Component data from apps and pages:
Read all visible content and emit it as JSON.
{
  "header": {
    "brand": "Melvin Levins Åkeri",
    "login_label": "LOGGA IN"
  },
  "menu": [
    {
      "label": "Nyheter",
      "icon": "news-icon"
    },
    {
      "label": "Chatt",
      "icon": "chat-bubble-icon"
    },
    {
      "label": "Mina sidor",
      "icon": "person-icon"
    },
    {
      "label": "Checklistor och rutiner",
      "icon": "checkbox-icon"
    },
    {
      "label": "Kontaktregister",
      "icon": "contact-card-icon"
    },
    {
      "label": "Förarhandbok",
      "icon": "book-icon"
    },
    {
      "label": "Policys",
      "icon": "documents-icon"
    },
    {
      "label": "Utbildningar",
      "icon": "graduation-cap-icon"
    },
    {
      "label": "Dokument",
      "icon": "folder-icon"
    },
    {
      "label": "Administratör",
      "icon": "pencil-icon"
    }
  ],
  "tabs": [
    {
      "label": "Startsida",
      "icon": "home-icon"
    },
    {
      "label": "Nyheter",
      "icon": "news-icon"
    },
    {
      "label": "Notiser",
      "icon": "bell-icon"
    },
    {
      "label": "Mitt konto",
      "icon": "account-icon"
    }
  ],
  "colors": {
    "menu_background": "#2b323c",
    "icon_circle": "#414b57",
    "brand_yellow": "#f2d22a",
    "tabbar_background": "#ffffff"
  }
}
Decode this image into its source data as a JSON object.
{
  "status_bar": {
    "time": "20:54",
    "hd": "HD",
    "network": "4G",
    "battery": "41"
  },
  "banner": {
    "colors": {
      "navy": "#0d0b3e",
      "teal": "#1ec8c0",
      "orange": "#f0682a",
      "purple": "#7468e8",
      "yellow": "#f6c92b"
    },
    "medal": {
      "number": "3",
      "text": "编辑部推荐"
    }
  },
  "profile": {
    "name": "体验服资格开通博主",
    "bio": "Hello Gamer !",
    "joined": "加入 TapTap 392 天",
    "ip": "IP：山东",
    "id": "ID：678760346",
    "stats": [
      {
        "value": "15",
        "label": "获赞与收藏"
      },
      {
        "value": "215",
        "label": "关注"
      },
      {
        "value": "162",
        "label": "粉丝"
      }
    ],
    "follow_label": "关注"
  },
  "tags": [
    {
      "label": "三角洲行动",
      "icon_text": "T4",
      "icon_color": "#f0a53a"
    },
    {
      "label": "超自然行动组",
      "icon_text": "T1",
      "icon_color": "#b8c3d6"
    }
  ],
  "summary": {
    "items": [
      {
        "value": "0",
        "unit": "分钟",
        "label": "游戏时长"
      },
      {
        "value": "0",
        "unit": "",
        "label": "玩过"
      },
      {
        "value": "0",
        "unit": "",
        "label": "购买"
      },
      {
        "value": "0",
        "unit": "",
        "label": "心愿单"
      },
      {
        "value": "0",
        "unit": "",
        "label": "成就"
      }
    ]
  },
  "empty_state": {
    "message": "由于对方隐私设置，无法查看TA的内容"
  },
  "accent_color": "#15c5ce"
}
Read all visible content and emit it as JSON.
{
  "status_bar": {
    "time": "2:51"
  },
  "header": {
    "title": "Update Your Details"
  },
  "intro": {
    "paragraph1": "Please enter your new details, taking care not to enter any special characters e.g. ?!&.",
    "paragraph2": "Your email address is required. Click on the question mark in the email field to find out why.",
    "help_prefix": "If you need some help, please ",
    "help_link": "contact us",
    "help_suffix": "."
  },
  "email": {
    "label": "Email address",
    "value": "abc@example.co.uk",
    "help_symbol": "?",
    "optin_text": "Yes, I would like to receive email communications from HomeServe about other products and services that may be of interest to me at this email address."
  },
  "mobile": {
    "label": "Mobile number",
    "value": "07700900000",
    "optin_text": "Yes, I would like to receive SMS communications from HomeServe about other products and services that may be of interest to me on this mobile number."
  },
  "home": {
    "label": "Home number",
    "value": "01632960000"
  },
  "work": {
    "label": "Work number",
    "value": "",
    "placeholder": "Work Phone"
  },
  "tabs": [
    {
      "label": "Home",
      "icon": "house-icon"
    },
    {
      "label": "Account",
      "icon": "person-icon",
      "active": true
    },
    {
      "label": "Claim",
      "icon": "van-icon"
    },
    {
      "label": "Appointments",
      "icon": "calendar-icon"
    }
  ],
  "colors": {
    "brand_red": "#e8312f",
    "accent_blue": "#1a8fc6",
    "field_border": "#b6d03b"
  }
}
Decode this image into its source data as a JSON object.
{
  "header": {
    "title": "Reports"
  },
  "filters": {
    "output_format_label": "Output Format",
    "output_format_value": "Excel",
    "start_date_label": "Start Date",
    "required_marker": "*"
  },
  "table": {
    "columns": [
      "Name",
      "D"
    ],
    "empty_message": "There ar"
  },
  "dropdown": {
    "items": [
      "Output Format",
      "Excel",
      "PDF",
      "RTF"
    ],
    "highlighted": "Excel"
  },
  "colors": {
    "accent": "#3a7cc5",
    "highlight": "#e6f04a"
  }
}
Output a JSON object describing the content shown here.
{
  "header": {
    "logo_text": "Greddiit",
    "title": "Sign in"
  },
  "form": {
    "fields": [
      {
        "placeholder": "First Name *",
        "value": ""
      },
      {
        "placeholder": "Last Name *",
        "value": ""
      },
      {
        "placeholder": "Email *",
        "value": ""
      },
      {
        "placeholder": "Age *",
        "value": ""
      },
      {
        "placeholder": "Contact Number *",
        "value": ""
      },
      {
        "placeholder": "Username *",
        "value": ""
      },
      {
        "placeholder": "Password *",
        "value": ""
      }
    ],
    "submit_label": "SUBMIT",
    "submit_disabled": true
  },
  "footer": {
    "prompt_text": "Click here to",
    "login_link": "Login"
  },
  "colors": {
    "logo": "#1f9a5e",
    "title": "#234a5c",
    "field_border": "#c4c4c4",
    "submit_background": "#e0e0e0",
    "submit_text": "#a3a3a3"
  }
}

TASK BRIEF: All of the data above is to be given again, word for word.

WRITTEN SOLUTION:
Read all visible content and emit it as JSON.
{
  "header": {
    "brand": "Melvin Levins Åkeri",
    "login_label": "LOGGA IN"
  },
  "menu": [
    {
      "label": "Nyheter",
      "icon": "news-icon"
    },
    {
      "label": "Chatt",
      "icon": "chat-bubble-icon"
    },
    {
      "label": "Mina sidor",
      "icon": "person-icon"
    },
    {
      "label": "Checklistor och rutiner",
      "icon": "checkbox-icon"
    },
    {
      "label": "Kontaktregister",
      "icon": "contact-card-icon"
    },
    {
      "label": "Förarhandbok",
      "icon": "book-icon"
    },
    {
      "label": "Policys",
      "icon": "documents-icon"
    },
    {
      "label": "Utbildningar",
      "icon": "graduation-cap-icon"
    },
    {
      "label": "Dokument",
      "icon": "folder-icon"
    },
    {
      "label": "Administratör",
      "icon": "pencil-icon"
    }
  ],
  "tabs": [
    {
      "label": "Startsida",
      "icon": "home-icon"
    },
    {
      "label": "Nyheter",
      "icon": "news-icon"
    },
    {
      "label": "Notiser",
      "icon": "bell-icon"
    },
    {
      "label": "Mitt konto",
      "icon": "account-icon"
    }
  ],
  "colors": {
    "menu_background": "#2b323c",
    "icon_circle": "#414b57",
    "brand_yellow": "#f2d22a",
    "tabbar_background": "#ffffff"
  }
}
Decode this image into its source data as a JSON object.
{
  "status_bar": {
    "time": "20:54",
    "hd": "HD",
    "network": "4G",
    "battery": "41"
  },
  "banner": {
    "colors": {
      "navy": "#0d0b3e",
      "teal": "#1ec8c0",
      "orange": "#f0682a",
      "purple": "#7468e8",
      "yellow": "#f6c92b"
    },
    "medal": {
      "number": "3",
      "text": "编辑部推荐"
    }
  },
  "profile": {
    "name": "体验服资格开通博主",
    "bio": "Hello Gamer !",
    "joined": "加入 TapTap 392 天",
    "ip": "IP：山东",
    "id": "ID：678760346",
    "stats": [
      {
        "value": "15",
        "label": "获赞与收藏"
      },
      {
        "value": "215",
        "label": "关注"
      },
      {
        "value": "162",
        "label": "粉丝"
      }
    ],
    "follow_label": "关注"
  },
  "tags": [
    {
      "label": "三角洲行动",
      "icon_text": "T4",
      "icon_color": "#f0a53a"
    },
    {
      "label": "超自然行动组",
      "icon_text": "T1",
      "icon_color": "#b8c3d6"
    }
  ],
  "summary": {
    "items": [
      {
        "value": "0",
        "unit": "分钟",
        "label": "游戏时长"
      },
      {
        "value": "0",
        "unit": "",
        "label": "玩过"
      },
      {
        "value": "0",
        "unit": "",
        "label": "购买"
      },
      {
        "value": "0",
        "unit": "",
        "label": "心愿单"
      },
      {
        "value": "0",
        "unit": "",
        "label": "成就"
      }
    ]
  },
  "empty_state": {
    "message": "由于对方隐私设置，无法查看TA的内容"
  },
  "accent_color": "#15c5ce"
}
Read all visible content and emit it as JSON.
{
  "status_bar": {
    "time": "2:51"
  },
  "header": {
    "title": "Update Your Details"
  },
  "intro": {
    "paragraph1": "Please enter your new details, taking care not to enter any special characters e.g. ?!&.",
    "paragraph2": "Your email address is required. Click on the question mark in the email field to find out why.",
    "help_prefix": "If you need some help, please ",
    "help_link": "contact us",
    "help_suffix": "."
  },
  "email": {
    "label": "Email address",
    "value": "abc@example.co.uk",
    "help_symbol": "?",
    "optin_text": "Yes, I would like to receive email communications from HomeServe about other products and services that may be of interest to me at this email address."
  },
  "mobile": {
    "label": "Mobile number",
    "value": "07700900000",
    "optin_text": "Yes, I would like to receive SMS communications from HomeServe about other products and services that may be of interest to me on this mobile number."
  },
  "home": {
    "label": "Home number",
    "value": "01632960000"
  },
  "work": {
    "label": "Work number",
    "value": "",
    "placeholder": "Work Phone"
  },
  "tabs": [
    {
      "label": "Home",
      "icon": "house-icon"
    },
    {
      "label": "Account",
      "icon": "person-icon",
      "active": true
    },
    {
      "label": "Claim",
      "icon": "van-icon"
    },
    {
      "label": "Appointments",
      "icon": "calendar-icon"
    }
  ],
  "colors": {
    "brand_red": "#e8312f",
    "accent_blue": "#1a8fc6",
    "field_border": "#b6d03b"
  }
}
Decode this image into its source data as a JSON object.
{
  "header": {
    "title": "Reports"
  },
  "filters": {
    "output_format_label": "Output Format",
    "output_format_value": "Excel",
    "start_date_label": "Start Date",
    "required_marker": "*"
  },
  "table": {
    "columns": [
      "Name",
      "D"
    ],
    "empty_message": "There ar"
  },
  "dropdown": {
    "items": [
      "Output Format",
      "Excel",
      "PDF",
      "RTF"
    ],
    "highlighted": "Excel"
  },
  "colors": {
    "accent": "#3a7cc5",
    "highlight": "#e6f04a"
  }
}
Output a JSON object describing the content shown here.
{
  "header": {
    "logo_text": "Greddiit",
    "title": "Sign in"
  },
  "form": {
    "fields": [
      {
        "placeholder": "First Name *",
        "value": ""
      },
      {
        "placeholder": "Last Name *",
        "value": ""
      },
      {
        "placeholder": "Email *",
        "value": ""
      },
      {
        "placeholder": "Age *",
        "value": ""
      },
      {
        "placeholder": "Contact Number *",
        "value": ""
      },
      {
        "placeholder": "Username *",
        "value": ""
      },
      {
        "placeholder": "Password *",
        "value": ""
      }
    ],
    "submit_label": "SUBMIT",
    "submit_disabled": true
  },
  "footer": {
    "prompt_text": "Click here to",
    "login_link": "Login"
  },
  "colors": {
    "logo": "#1f9a5e",
    "title": "#234a5c",
    "field_border": "#c4c4c4",
    "submit_background": "#e0e0e0",
    "submit_text": "#a3a3a3"
  }
}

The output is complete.